The potential problem is that there are a variety of species that eat fruits. But let's focus on those species that we see at fruiting trees most often: American Robins, both species of waxwings, European Starling, Townsend's Solitaire, Pine Grosbeak, maybe bluebirds and other thrushes. That's a good start. Among all these species, only one has the pinkish-red uppertail coverts—Pine Grosbeak.
At this point we have a pretty good candidate, let's go through the other field marks and see how they fit. This is a pretty chunky bird (good). The tail appears somewhat short, but that seems to be mostly the angle (Pine Grosbeaks have relatively long tails, but given the angle, the tail doesn't eliminate Pine Grosbeak—and the color to the edge of the tail feathers is perfect). What about the white borders to the tertials and white tips to at least the greater coverts forming a "lower wing bar"? Those are perfect. The grayish flanks and overall color of the upperparts is also bang on. In fact, everything we see about this bird suggests Pine Grosbeak.
This male Pine Grosbeak was photographed in southwestern New Hampshire during November 2007.
The following people (listed by submission date beginning with the earliest) submitted correct answers for the December Bird Photo Quiz—Pine Grosbeak:

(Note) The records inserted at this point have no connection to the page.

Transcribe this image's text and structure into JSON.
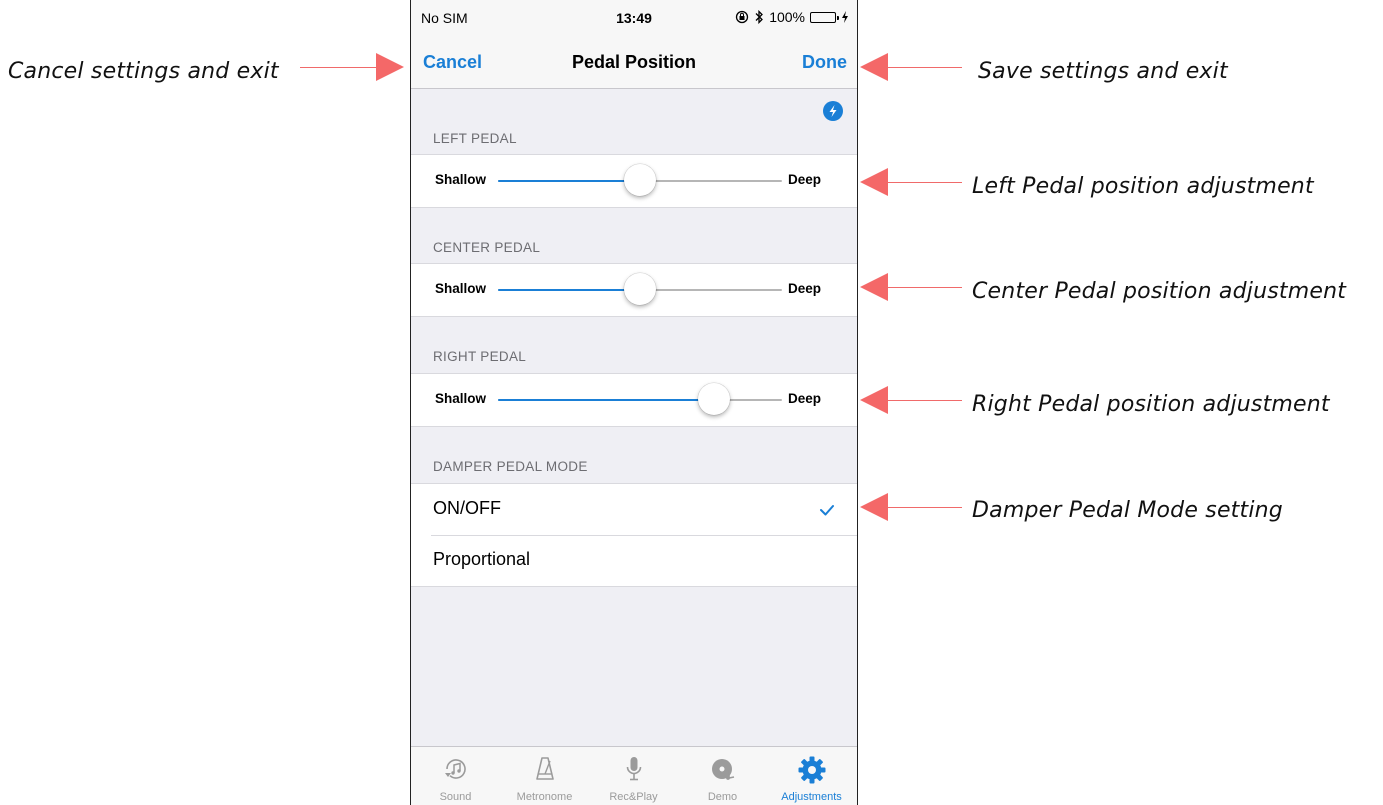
{
  "annotations": {
    "cancel": "Cancel settings and exit",
    "done": "Save settings and exit",
    "left_pedal": "Left Pedal position adjustment",
    "center_pedal": "Center Pedal position adjustment",
    "right_pedal": "Right Pedal position adjustment",
    "damper_mode": "Damper Pedal Mode setting",
    "arrow_color": "#f46868"
  },
  "status_bar": {
    "carrier": "No SIM",
    "time": "13:49",
    "battery": "100%"
  },
  "nav": {
    "cancel_label": "Cancel",
    "title": "Pedal Position",
    "done_label": "Done",
    "accent_color": "#1a7fd6"
  },
  "bluetooth_badge_icon": "bluetooth-lightning-icon",
  "pedals": [
    {
      "header": "LEFT PEDAL",
      "min_label": "Shallow",
      "max_label": "Deep",
      "value": 0.5
    },
    {
      "header": "CENTER PEDAL",
      "min_label": "Shallow",
      "max_label": "Deep",
      "value": 0.5
    },
    {
      "header": "RIGHT PEDAL",
      "min_label": "Shallow",
      "max_label": "Deep",
      "value": 0.76
    }
  ],
  "damper": {
    "header": "DAMPER PEDAL MODE",
    "options": [
      {
        "label": "ON/OFF",
        "selected": true
      },
      {
        "label": "Proportional",
        "selected": false
      }
    ]
  },
  "tabs": [
    {
      "label": "Sound",
      "icon": "sound-icon",
      "active": false
    },
    {
      "label": "Metronome",
      "icon": "metronome-icon",
      "active": false
    },
    {
      "label": "Rec&Play",
      "icon": "microphone-icon",
      "active": false
    },
    {
      "label": "Demo",
      "icon": "demo-disc-icon",
      "active": false
    },
    {
      "label": "Adjustments",
      "icon": "gear-icon",
      "active": true
    }
  ]
}
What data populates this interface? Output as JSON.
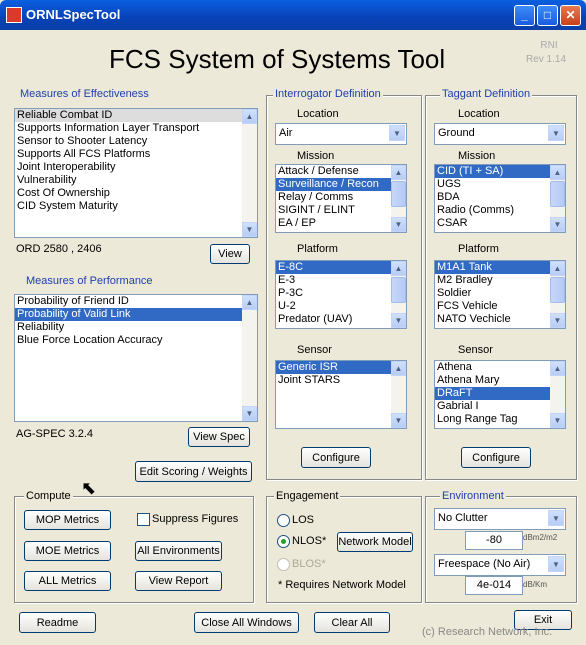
{
  "window": {
    "title": "ORNLSpecTool",
    "minimize": "_",
    "maximize": "□",
    "close": "✕"
  },
  "app": {
    "heading": "FCS System of Systems Tool",
    "version_line1": "RNI",
    "version_line2": "Rev 1.14",
    "copyright": "(c) Research Network, Inc."
  },
  "moe": {
    "label": "Measures of Effectiveness",
    "items": [
      "Reliable Combat ID",
      "Supports Information Layer Transport",
      "Sensor to Shooter Latency",
      "Supports All FCS Platforms",
      "Joint Interoperability",
      "Vulnerability",
      "Cost Of Ownership",
      "CID System Maturity"
    ],
    "ord_text": "ORD 2580 , 2406",
    "view_button": "View"
  },
  "mop": {
    "label": "Measures of Performance",
    "items": [
      "Probability of Friend ID",
      "Probability of Valid Link",
      "Reliability",
      "Blue Force Location Accuracy"
    ],
    "spec_text": "AG-SPEC 3.2.4",
    "view_spec_button": "View Spec",
    "edit_button": "Edit Scoring / Weights"
  },
  "interrogator": {
    "label": "Interrogator Definition",
    "location_label": "Location",
    "location_value": "Air",
    "mission_label": "Mission",
    "missions": [
      "Attack / Defense",
      "Surveillance / Recon",
      "Relay / Comms",
      "SIGINT / ELINT",
      "EA / EP"
    ],
    "platform_label": "Platform",
    "platforms": [
      "E-8C",
      "E-3",
      "P-3C",
      "U-2",
      "Predator (UAV)"
    ],
    "sensor_label": "Sensor",
    "sensors": [
      "Generic ISR",
      "Joint STARS"
    ],
    "configure_button": "Configure"
  },
  "taggant": {
    "label": "Taggant Definition",
    "location_label": "Location",
    "location_value": "Ground",
    "mission_label": "Mission",
    "missions": [
      "CID (TI + SA)",
      "UGS",
      "BDA",
      "Radio (Comms)",
      "CSAR"
    ],
    "platform_label": "Platform",
    "platforms": [
      "M1A1 Tank",
      "M2  Bradley",
      "Soldier",
      "FCS Vehicle",
      "NATO Vechicle"
    ],
    "sensor_label": "Sensor",
    "sensors": [
      "Athena",
      "Athena Mary",
      "DRaFT",
      "Gabrial I",
      "Long Range Tag"
    ],
    "configure_button": "Configure"
  },
  "compute": {
    "label": "Compute",
    "mop_metrics": "MOP Metrics",
    "suppress_figures": "Suppress Figures",
    "moe_metrics": "MOE Metrics",
    "all_environments": "All Environments",
    "all_metrics": "ALL Metrics",
    "view_report": "View Report"
  },
  "engagement": {
    "label": "Engagement",
    "los": "LOS",
    "nlos": "NLOS*",
    "blos": "BLOS*",
    "network_model": "Network Model",
    "note": "* Requires Network Model"
  },
  "environment": {
    "label": "Environment",
    "clutter_value": "No Clutter",
    "clutter_level": "-80",
    "clutter_unit": "dBm2/m2",
    "propagation_value": "Freespace (No Air)",
    "propagation_level": "4e-014",
    "propagation_unit": "dB/Km"
  },
  "footer": {
    "readme": "Readme",
    "close_all_windows": "Close All Windows",
    "clear_all": "Clear All",
    "exit": "Exit"
  }
}
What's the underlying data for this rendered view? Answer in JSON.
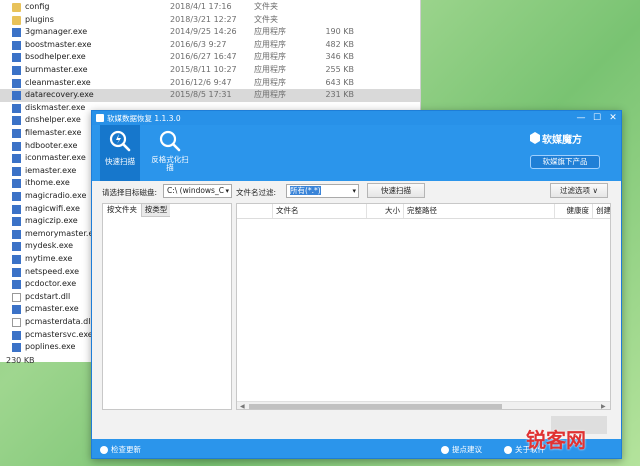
{
  "explorer": {
    "files": [
      {
        "name": "config",
        "date": "2018/4/1 17:16",
        "type": "文件夹",
        "size": "",
        "icon": "folder-icon"
      },
      {
        "name": "plugins",
        "date": "2018/3/21 12:27",
        "type": "文件夹",
        "size": "",
        "icon": "folder-icon"
      },
      {
        "name": "3gmanager.exe",
        "date": "2014/9/25 14:26",
        "type": "应用程序",
        "size": "190 KB",
        "icon": "exe-icon"
      },
      {
        "name": "boostmaster.exe",
        "date": "2016/6/3 9:27",
        "type": "应用程序",
        "size": "482 KB",
        "icon": "exe-icon"
      },
      {
        "name": "bsodhelper.exe",
        "date": "2016/6/27 16:47",
        "type": "应用程序",
        "size": "346 KB",
        "icon": "exe-icon"
      },
      {
        "name": "burnmaster.exe",
        "date": "2015/8/11 10:27",
        "type": "应用程序",
        "size": "255 KB",
        "icon": "exe-icon"
      },
      {
        "name": "cleanmaster.exe",
        "date": "2016/12/6 9:47",
        "type": "应用程序",
        "size": "643 KB",
        "icon": "exe-icon"
      },
      {
        "name": "datarecovery.exe",
        "date": "2015/8/5 17:31",
        "type": "应用程序",
        "size": "231 KB",
        "icon": "exe-icon",
        "selected": true
      },
      {
        "name": "diskmaster.exe",
        "date": "",
        "type": "",
        "size": "",
        "icon": "exe-icon"
      },
      {
        "name": "dnshelper.exe",
        "date": "",
        "type": "",
        "size": "",
        "icon": "exe-icon"
      },
      {
        "name": "filemaster.exe",
        "date": "",
        "type": "",
        "size": "",
        "icon": "exe-icon"
      },
      {
        "name": "hdbooter.exe",
        "date": "",
        "type": "",
        "size": "",
        "icon": "exe-icon"
      },
      {
        "name": "iconmaster.exe",
        "date": "",
        "type": "",
        "size": "",
        "icon": "exe-icon"
      },
      {
        "name": "iemaster.exe",
        "date": "",
        "type": "",
        "size": "",
        "icon": "exe-icon"
      },
      {
        "name": "ithome.exe",
        "date": "",
        "type": "",
        "size": "",
        "icon": "exe-icon"
      },
      {
        "name": "magicradio.exe",
        "date": "",
        "type": "",
        "size": "",
        "icon": "exe-icon"
      },
      {
        "name": "magicwifi.exe",
        "date": "",
        "type": "",
        "size": "",
        "icon": "exe-icon"
      },
      {
        "name": "magiczip.exe",
        "date": "",
        "type": "",
        "size": "",
        "icon": "exe-icon"
      },
      {
        "name": "memorymaster.exe",
        "date": "",
        "type": "",
        "size": "",
        "icon": "exe-icon"
      },
      {
        "name": "mydesk.exe",
        "date": "",
        "type": "",
        "size": "",
        "icon": "exe-icon"
      },
      {
        "name": "mytime.exe",
        "date": "",
        "type": "",
        "size": "",
        "icon": "exe-icon"
      },
      {
        "name": "netspeed.exe",
        "date": "",
        "type": "",
        "size": "",
        "icon": "exe-icon"
      },
      {
        "name": "pcdoctor.exe",
        "date": "",
        "type": "",
        "size": "",
        "icon": "exe-icon"
      },
      {
        "name": "pcdstart.dll",
        "date": "",
        "type": "",
        "size": "",
        "icon": "dll-icon"
      },
      {
        "name": "pcmaster.exe",
        "date": "",
        "type": "",
        "size": "",
        "icon": "exe-icon"
      },
      {
        "name": "pcmasterdata.dll",
        "date": "",
        "type": "",
        "size": "",
        "icon": "dll-icon"
      },
      {
        "name": "pcmastersvc.exe",
        "date": "",
        "type": "",
        "size": "",
        "icon": "exe-icon"
      },
      {
        "name": "poplines.exe",
        "date": "",
        "type": "",
        "size": "",
        "icon": "exe-icon"
      }
    ],
    "status_size": "230 KB"
  },
  "app": {
    "title": "软媒数据恢复 1.1.3.0",
    "window_buttons": [
      "—",
      "☐",
      "✕"
    ],
    "toolbar": {
      "quick_scan": "快速扫描",
      "deep_scan": "反格式化扫描"
    },
    "brand": {
      "name": "软媒魔方",
      "sub": "软媒旗下产品"
    },
    "options": {
      "disk_label": "请选择目标磁盘:",
      "disk_value": "C:\\  (windows_C",
      "filter_label": "文件名过滤:",
      "filter_value": "所有(*.*)",
      "scan_button": "快速扫描",
      "filter_options_button": "过滤选项"
    },
    "left_tabs": [
      "按文件夹",
      "按类型"
    ],
    "columns": [
      "",
      "文件名",
      "大小",
      "完整路径",
      "健康度",
      "创建"
    ],
    "statusbar": {
      "check_update": "检查更新",
      "suggest": "提点建议",
      "about": "关于软件"
    }
  },
  "watermark": "锐客网",
  "colors": {
    "accent": "#2b95eb",
    "accent_dark": "#1677cc",
    "watermark": "#e03232"
  }
}
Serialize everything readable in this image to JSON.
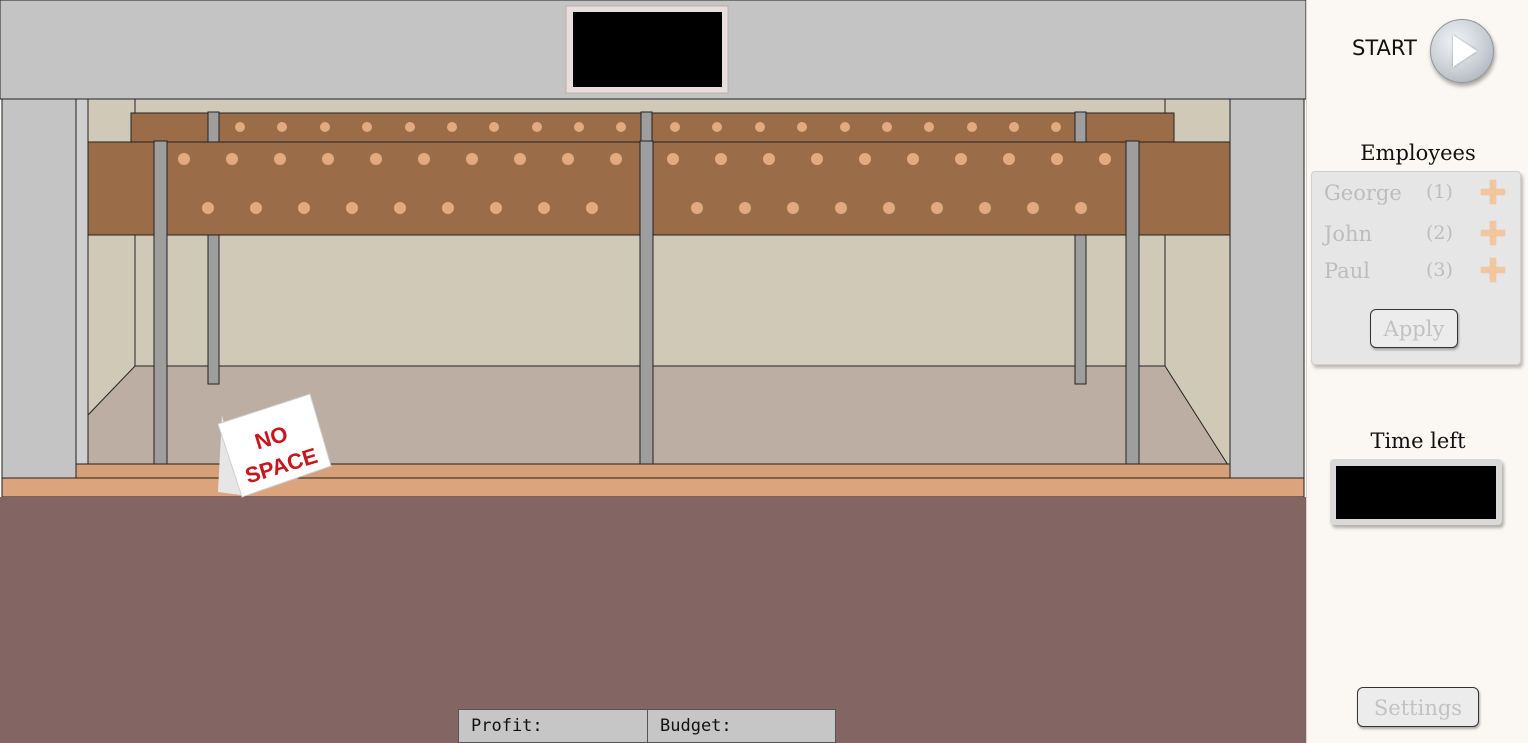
{
  "scene": {
    "sign": {
      "line1": "NO",
      "line2": "SPACE"
    },
    "colors": {
      "ceiling": "#c4c4c4",
      "back_wall": "#d0c9b8",
      "floor": "#bcaea2",
      "shelf_wood": "#9a6c47",
      "peg": "#e3aa80",
      "counter": "#d6a078",
      "shop_floor": "#836564",
      "post": "#9e9e9e"
    }
  },
  "stats": {
    "profit_label": "Profit:",
    "budget_label": "Budget:"
  },
  "panel": {
    "start_label": "START",
    "employees_title": "Employees",
    "employees": [
      {
        "name": "George",
        "count": "(1)"
      },
      {
        "name": "John",
        "count": "(2)"
      },
      {
        "name": "Paul",
        "count": "(3)"
      }
    ],
    "apply_label": "Apply",
    "time_left_title": "Time left",
    "settings_label": "Settings"
  }
}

The following list shows the number of submissions for each species guessed.
The photo and answer for this quiz were supplied by Chris Wood.